I'd like to say I learned everything from that one single experience, but i didn't. Instead, I learned only that specific no-no - the one where you don't stick your stuff in a trash bag, hide it under a bush, and then leave it for a few days expecting it to still be there when you got back. Though in my defence, the other two thefts were completely different. The second time I had trusted a group I shouldn't have and the third, I let myself be swayed to not put the rest of our stuff in our sleeping bags. Nothing major was ever taken though because I had the smarts to keep all of the valuables in my sleeping bags/on us at all times, so not a complete dunce. But definitely still on the level of noob with the desperate need of a sensei.

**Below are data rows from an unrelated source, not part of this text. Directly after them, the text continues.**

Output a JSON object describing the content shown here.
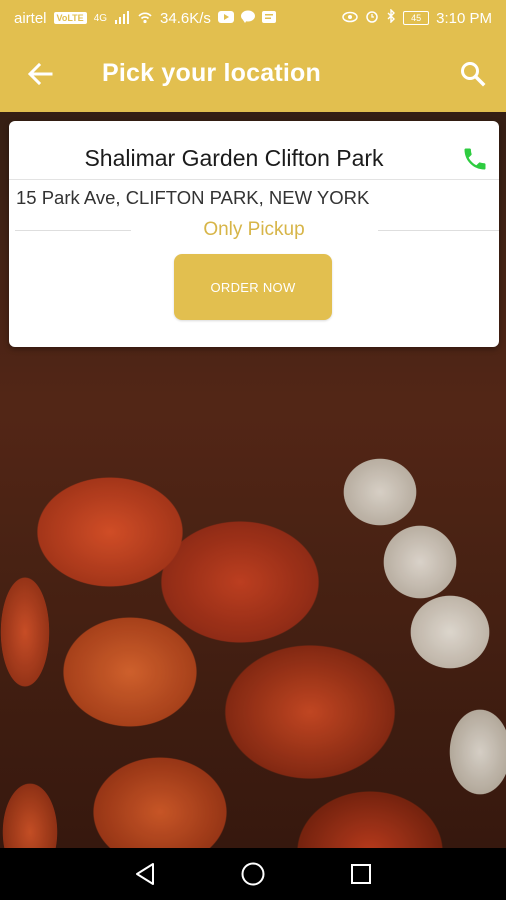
{
  "status_bar": {
    "carrier": "airtel",
    "volte": "VoLTE",
    "network": "4G",
    "speed": "34.6K/s",
    "battery": "45",
    "time": "3:10 PM"
  },
  "app_bar": {
    "title": "Pick your location",
    "back_icon": "arrow-back-icon",
    "search_icon": "search-icon"
  },
  "location_card": {
    "store_name": "Shalimar Garden Clifton Park",
    "address": "15 Park Ave, CLIFTON PARK, NEW YORK",
    "service_mode": "Only Pickup",
    "order_button_label": "ORDER NOW",
    "phone_icon": "phone-icon"
  },
  "nav_bar": {
    "back": "nav-back-icon",
    "home": "nav-home-icon",
    "recents": "nav-recents-icon"
  },
  "colors": {
    "accent": "#e2bf4f",
    "pickup_text": "#d7b548",
    "phone_green": "#2ecc40"
  }
}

I eventually looked up food vans in the area via free internet from the Information Centre (which is no longer free) and a few days later I was up late enough to actually greet one. As naive, stupid, and paranoid as I was, I hung about the edges just in case you had to flash some secret homeless ID card or something to get food. I swear I stood there for a full five minutes trying to figure out how they knew which ones were homeless and though I didn't see any card/signal passed between server and eater I still stayed cautious at the edges. Luckily, one of the homeless people noticed me and waved me over, let me cut in line because everyone there had already eaten. It was a lesson I would never forget - Hollywood is a liar.

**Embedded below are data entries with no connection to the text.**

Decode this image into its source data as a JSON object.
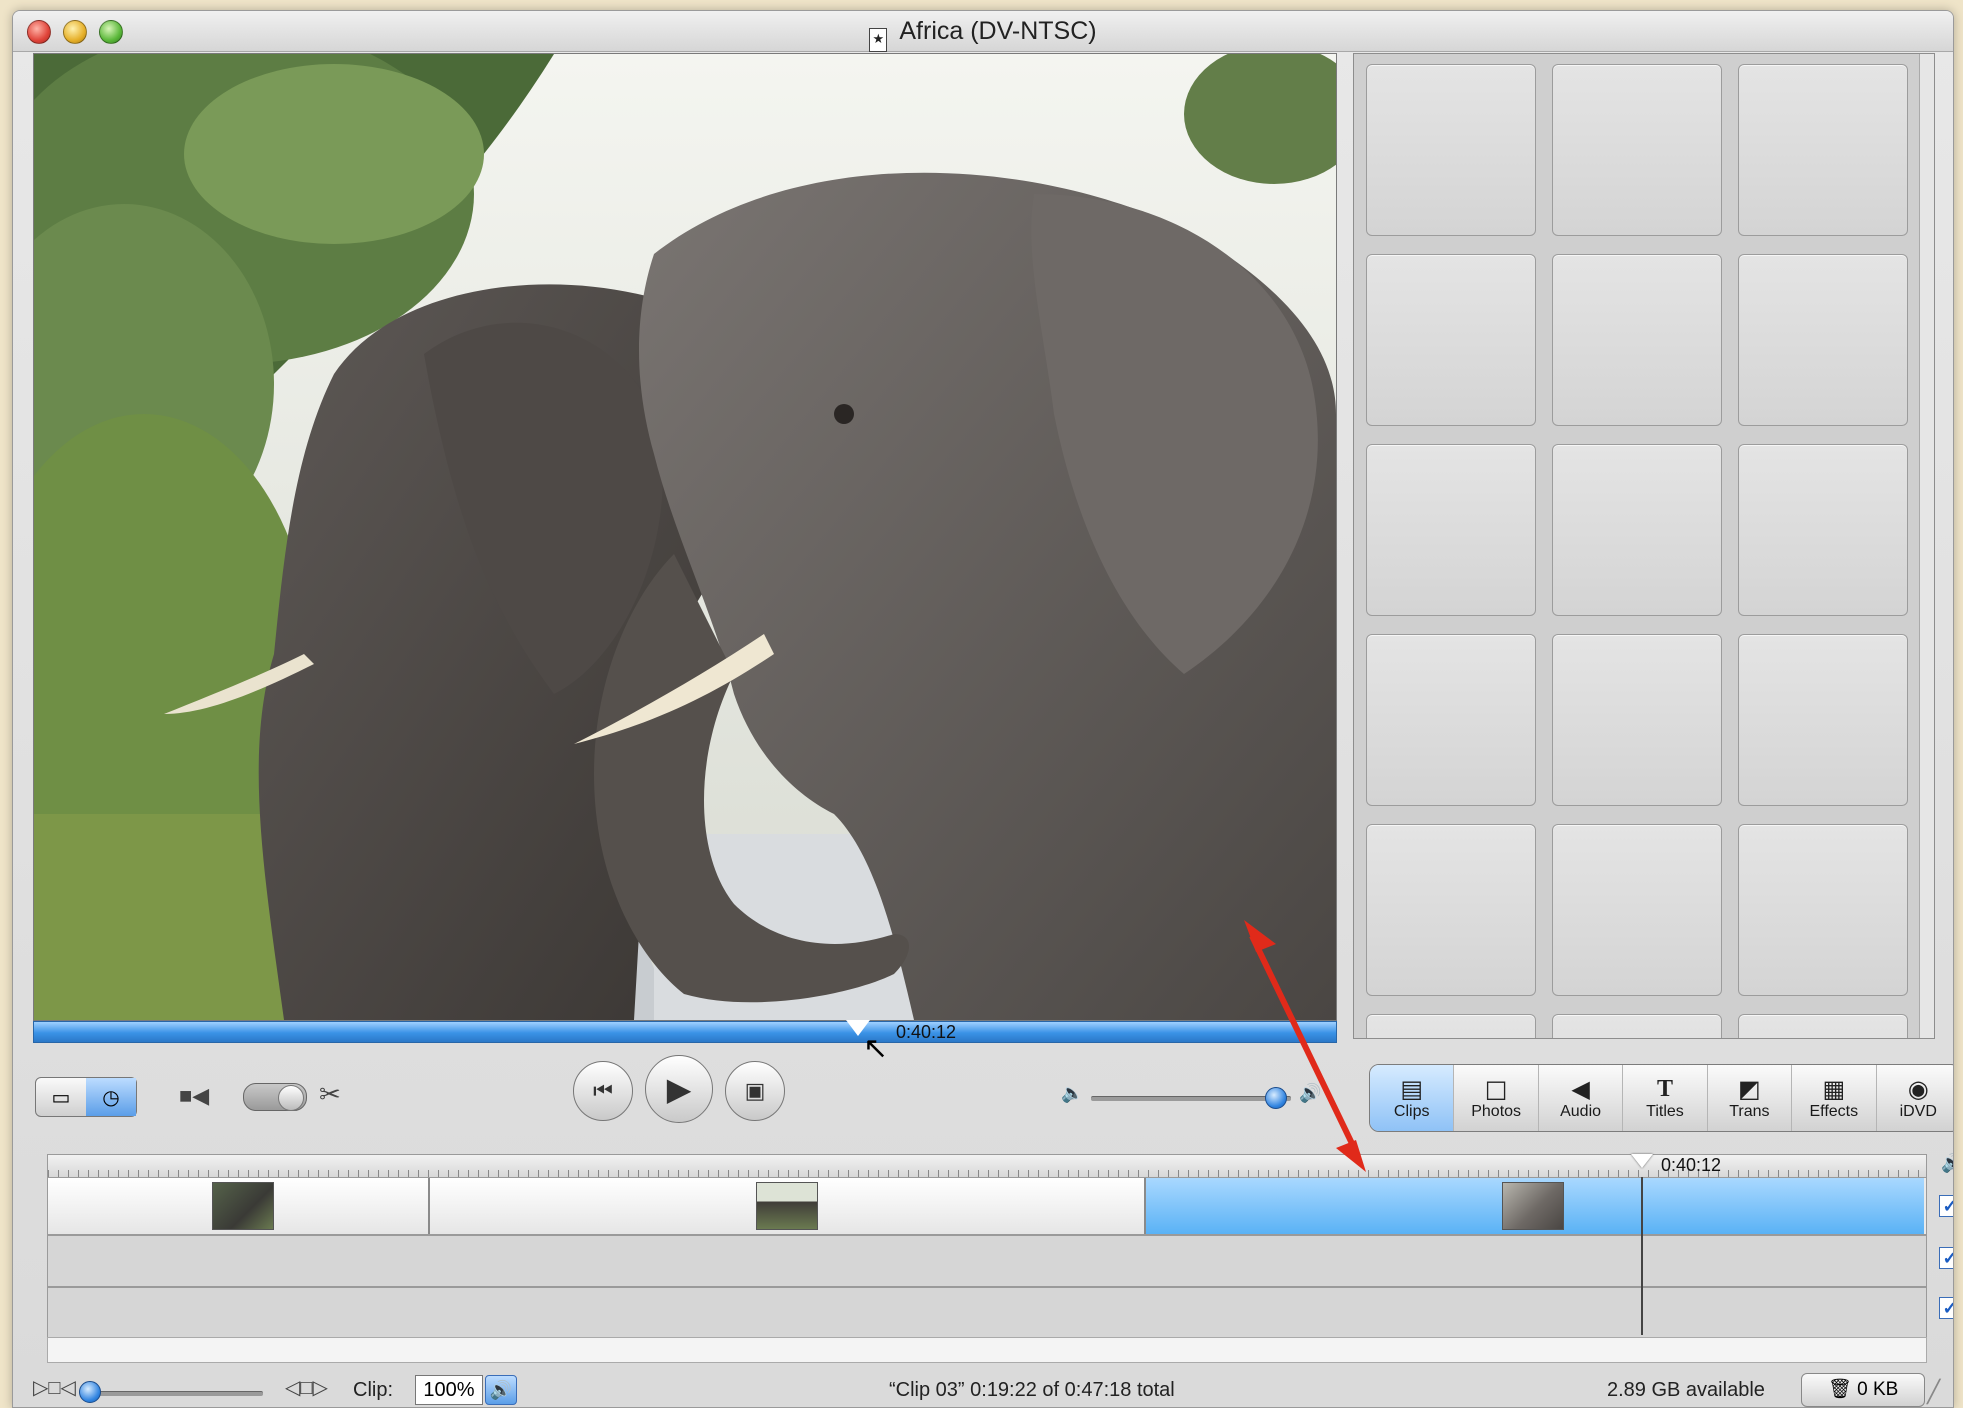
{
  "window": {
    "title": "Africa (DV-NTSC)"
  },
  "viewer": {
    "playhead_time": "0:40:12",
    "playhead_fraction": 0.63
  },
  "transport": {
    "volume_fraction": 0.95
  },
  "pane_tabs": [
    {
      "label": "Clips",
      "icon": "clips-icon",
      "active": true
    },
    {
      "label": "Photos",
      "icon": "photos-icon",
      "active": false
    },
    {
      "label": "Audio",
      "icon": "audio-icon",
      "active": false
    },
    {
      "label": "Titles",
      "icon": "titles-icon",
      "active": false
    },
    {
      "label": "Trans",
      "icon": "trans-icon",
      "active": false
    },
    {
      "label": "Effects",
      "icon": "effects-icon",
      "active": false
    },
    {
      "label": "iDVD",
      "icon": "idvd-icon",
      "active": false
    }
  ],
  "timeline": {
    "playhead_time": "0:40:12",
    "clips": [
      {
        "thumb": "elephant-head"
      },
      {
        "thumb": "elephants-road"
      },
      {
        "thumb": "elephants-closeup",
        "selected": true
      }
    ],
    "tracks_enabled": [
      true,
      true,
      true
    ]
  },
  "status_bar": {
    "clip_label": "Clip:",
    "clip_volume": "100%",
    "info": "“Clip 03”  0:19:22 of 0:47:18 total",
    "disk_space": "2.89 GB available",
    "trash_size": "0 KB"
  },
  "colors": {
    "accent": "#3a92e6",
    "arrow": "#e02a1a"
  }
}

Two amazing men who just happen to be homelessThey weren't the crazies that you saw on TV, nor anywhere as rude or nasty. They were the same as you and me, just down on their luck - well, for the most part. As with all stereotypes there's that small percentage of the population that actually follows it so yeah, I met one dumb-ass kid who chose to be in that lifestyle because he got free money from the government and wanted to waste it on drugs. most however, were trying to find a way out or were too old/crippled to work. They took me in and helped me like very few people with jobs and stuck up noses would. They showed me the ropes, lectured me on how to keep safe, and invited me to sleep with their group so people wouldn't bother me as I slept and though that had yet to happen to me, it had occurred to almost every one of them via getting spit/pissed on, beaten by cops, or other. It was like one big friendly family, but like with every family there are the few black sheep and crazies. You stay away from the crazies and if you can't pick them out yourself despite their clear schizophrenia, the others will be quick to do it for you.

I'm sad to say that it took me a few days to actually realize all this, but when you grow up with something shoved down your throat, you can't help but use it as a base to judge. Luckily as the days went on, I finally realized how closed my "open-mind" actually was and started to return the friendship that they had to easily offered me. I became one of their kin and thank the heavens for it because otherwise I wouldn't have found the answers I was seeking nor stumbled upon the adventure of a lifetime.


2012 Australia: April